Wilkes still has a better eFG% (.515 to .500), but again, that would change if Kuzma took the shots that Wilkes was taking.
The two players are close analytically as well. Kuzma and Wilkes were 0.1 off in Defensive Box Plus-Minus (Wilkes was not a great defender at this point in his career), with the main difference being the Offensive BPM. Wilkes was 0.6, Kuzma is -1.6. Again — trying to force Kuzma to be a three-point shooter hurts these metrics.
Their usage rates are nearly identical (22.9% for Kuzma compared to 21.1% for Wilkes), and their PERs are not that far off (12.2 for Kuzma, 15.4 for Wilkes). We are seeing numbers from Wilkes late in his career that we could see from Kuzma.
Kuzma fits the old-school style of basketball much more. Just like Wilkes, Kuzma’s athleticism and ability to cut to the basket would have really fit well in this generation and I would bet that Kuzma’s production would further mirror Wilkes’ in 1983-84, if not be better. If you put this Wilkes on today’s Lakers, I think the results are the same as Kuzma’s.

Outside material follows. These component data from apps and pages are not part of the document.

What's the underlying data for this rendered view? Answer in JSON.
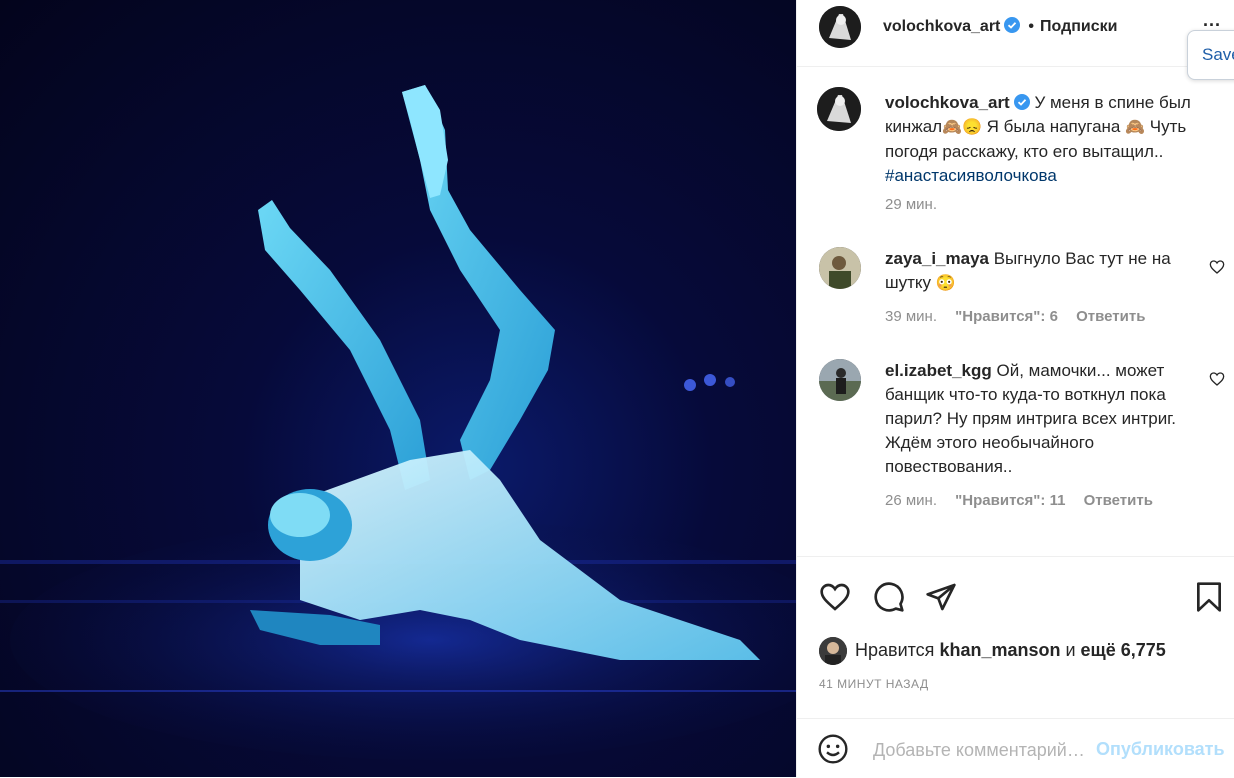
{
  "post": {
    "author": "volochkova_art",
    "follow_label": "Подписки",
    "more_label": "...",
    "save_popup_label": "Save"
  },
  "caption": {
    "author": "volochkova_art",
    "text_1": "У меня в спине был кинжал",
    "emoji_1": "🙈😞",
    "text_2": " Я была напугана ",
    "emoji_2": "🙈",
    "text_3": " Чуть погодя расскажу, кто его вытащил.. ",
    "hashtag": "#анастасияволочкова",
    "time": "29 мин."
  },
  "comments": [
    {
      "author": "zaya_i_maya",
      "text": "Выгнуло Вас тут не на шутку ",
      "emoji": "😳",
      "time": "39 мин.",
      "likes": "\"Нравится\": 6",
      "reply": "Ответить"
    },
    {
      "author": "el.izabet_kgg",
      "text": "Ой, мамочки... может банщик что-то куда-то воткнул пока парил? Ну прям интрига всех интриг. Ждём этого необычайного повествования..",
      "emoji": "",
      "time": "26 мин.",
      "likes": "\"Нравится\": 11",
      "reply": "Ответить"
    }
  ],
  "likes": {
    "prefix": "Нравится ",
    "user": "khan_manson",
    "middle": " и ",
    "count": "ещё 6,775"
  },
  "posted_ago": "41 МИНУТ НАЗАД",
  "add_comment": {
    "placeholder": "Добавьте комментарий…",
    "publish_label": "Опубликовать"
  },
  "icons": {
    "like": "heart-icon",
    "comment": "comment-icon",
    "share": "paper-plane-icon",
    "save": "bookmark-icon",
    "emoji": "smiley-icon",
    "verified": "verified-badge-icon"
  },
  "colors": {
    "text": "#262626",
    "secondary": "#8e8e8e",
    "link": "#00376b",
    "verified": "#3897f0",
    "publish": "#b2dffc"
  }
}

Wilkes was much better at finishing in traffic at the rim and was a better passer, but these are things that we have seen Kuzma thrive in at times and at his absolute he could provide a very similar outlook for these Lakers. He is inconsistent, but his ceiling is that of a late-career Jamaal Wilkes.